Book review by Brett Clause
Subtitle: The Crusade That Mobilized the nation Against the 20th Century’s Most Feared Disease
Author: David M. Oshinsky
In the 20th century, there was something other than Elvis and rock and roll that parents feared most for their children. That was the terrifying disease of polio.
David M. Oshinsky’s book “Polio: An American Story” reads almost like fiction as it traces the history of the disease and the men and women working to fight it. Even without its Pulitzer Prize in History in 2006, this book is very impressive. It tells of the tremendous fear that came from learning that your child had polio and explains in great detail and depth about top researchers like John Enders and Albert Sabin and finally the development of a vaccination by famed doctor Jonas Salk.
This is a must read for any history major and surprisingly for mass communication majors because of its information on how the media helped to create a need for a cure. This book deserves two thumbs way up!

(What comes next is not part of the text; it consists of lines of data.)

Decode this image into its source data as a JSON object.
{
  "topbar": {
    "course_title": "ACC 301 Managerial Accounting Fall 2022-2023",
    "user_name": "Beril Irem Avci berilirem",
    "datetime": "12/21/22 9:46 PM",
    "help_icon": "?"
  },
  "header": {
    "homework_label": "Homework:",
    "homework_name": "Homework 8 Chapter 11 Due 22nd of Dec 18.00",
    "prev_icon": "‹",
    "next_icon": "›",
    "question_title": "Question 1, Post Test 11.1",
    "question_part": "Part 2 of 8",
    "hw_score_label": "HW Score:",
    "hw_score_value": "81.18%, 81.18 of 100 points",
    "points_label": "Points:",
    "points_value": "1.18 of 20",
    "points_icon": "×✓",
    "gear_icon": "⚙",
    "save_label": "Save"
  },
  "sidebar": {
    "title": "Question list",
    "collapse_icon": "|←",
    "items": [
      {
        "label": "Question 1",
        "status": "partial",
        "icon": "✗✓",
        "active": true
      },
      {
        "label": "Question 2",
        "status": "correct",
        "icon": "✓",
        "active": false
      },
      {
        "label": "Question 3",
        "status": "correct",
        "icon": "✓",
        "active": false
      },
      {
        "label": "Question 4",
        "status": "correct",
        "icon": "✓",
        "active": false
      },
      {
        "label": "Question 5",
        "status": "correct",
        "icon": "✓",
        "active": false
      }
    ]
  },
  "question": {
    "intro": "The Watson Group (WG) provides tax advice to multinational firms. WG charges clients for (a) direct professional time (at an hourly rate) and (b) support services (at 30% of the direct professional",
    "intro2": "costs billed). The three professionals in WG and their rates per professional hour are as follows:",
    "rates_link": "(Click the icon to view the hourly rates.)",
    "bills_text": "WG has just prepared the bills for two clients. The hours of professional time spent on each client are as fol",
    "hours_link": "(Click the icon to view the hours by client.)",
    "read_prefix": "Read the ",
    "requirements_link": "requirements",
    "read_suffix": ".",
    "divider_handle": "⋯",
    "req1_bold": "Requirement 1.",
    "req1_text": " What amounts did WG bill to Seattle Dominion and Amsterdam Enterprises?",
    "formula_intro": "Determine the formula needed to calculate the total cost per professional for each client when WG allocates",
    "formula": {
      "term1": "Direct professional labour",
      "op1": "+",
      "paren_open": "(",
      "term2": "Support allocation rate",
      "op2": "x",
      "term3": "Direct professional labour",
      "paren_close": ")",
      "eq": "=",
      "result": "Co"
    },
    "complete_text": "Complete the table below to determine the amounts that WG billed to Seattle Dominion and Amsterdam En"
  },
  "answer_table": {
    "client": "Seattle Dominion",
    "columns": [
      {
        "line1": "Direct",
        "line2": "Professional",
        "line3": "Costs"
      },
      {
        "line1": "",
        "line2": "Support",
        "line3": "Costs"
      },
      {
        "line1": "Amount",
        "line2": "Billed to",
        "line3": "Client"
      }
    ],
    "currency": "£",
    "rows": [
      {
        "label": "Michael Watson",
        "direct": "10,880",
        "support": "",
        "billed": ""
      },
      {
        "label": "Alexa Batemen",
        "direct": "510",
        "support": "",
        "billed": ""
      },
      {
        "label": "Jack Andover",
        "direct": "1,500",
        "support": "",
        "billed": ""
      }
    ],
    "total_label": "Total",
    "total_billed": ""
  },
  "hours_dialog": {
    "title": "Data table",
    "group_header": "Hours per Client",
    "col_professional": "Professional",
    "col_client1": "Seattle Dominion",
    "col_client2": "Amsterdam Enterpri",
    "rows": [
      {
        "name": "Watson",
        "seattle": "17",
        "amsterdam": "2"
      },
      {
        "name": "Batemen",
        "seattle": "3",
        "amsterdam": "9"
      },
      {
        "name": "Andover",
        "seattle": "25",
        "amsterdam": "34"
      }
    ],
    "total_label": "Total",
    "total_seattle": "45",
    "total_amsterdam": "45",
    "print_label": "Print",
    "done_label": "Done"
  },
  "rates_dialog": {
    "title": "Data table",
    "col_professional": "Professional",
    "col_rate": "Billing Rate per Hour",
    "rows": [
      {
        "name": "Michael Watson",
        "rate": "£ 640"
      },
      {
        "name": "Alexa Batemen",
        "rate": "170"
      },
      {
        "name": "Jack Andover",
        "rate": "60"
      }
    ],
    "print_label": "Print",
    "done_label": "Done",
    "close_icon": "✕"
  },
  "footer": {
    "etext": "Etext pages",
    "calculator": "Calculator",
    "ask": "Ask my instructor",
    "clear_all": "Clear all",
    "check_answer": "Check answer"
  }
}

The photo at the left shows a poster from the March of Dimes campaign against polio. Depicted in the poster is the first “poster boy” Donald Anderson of Oregon. President Franklin D. Roosevelt, who contracted polio as an adult and needed the use of a wheelchair during his time as president, was the founder of the National Foundation for Infantile Paraylis which organized the March of Dimes campaign. Americans sent dimes to the president in order to help fund research for a vaccine which was found and used in America, starting with mass vaccinations in the 1950s. Today, polio has almost been eliminated from the world. (Polio book, March of Dimes photo)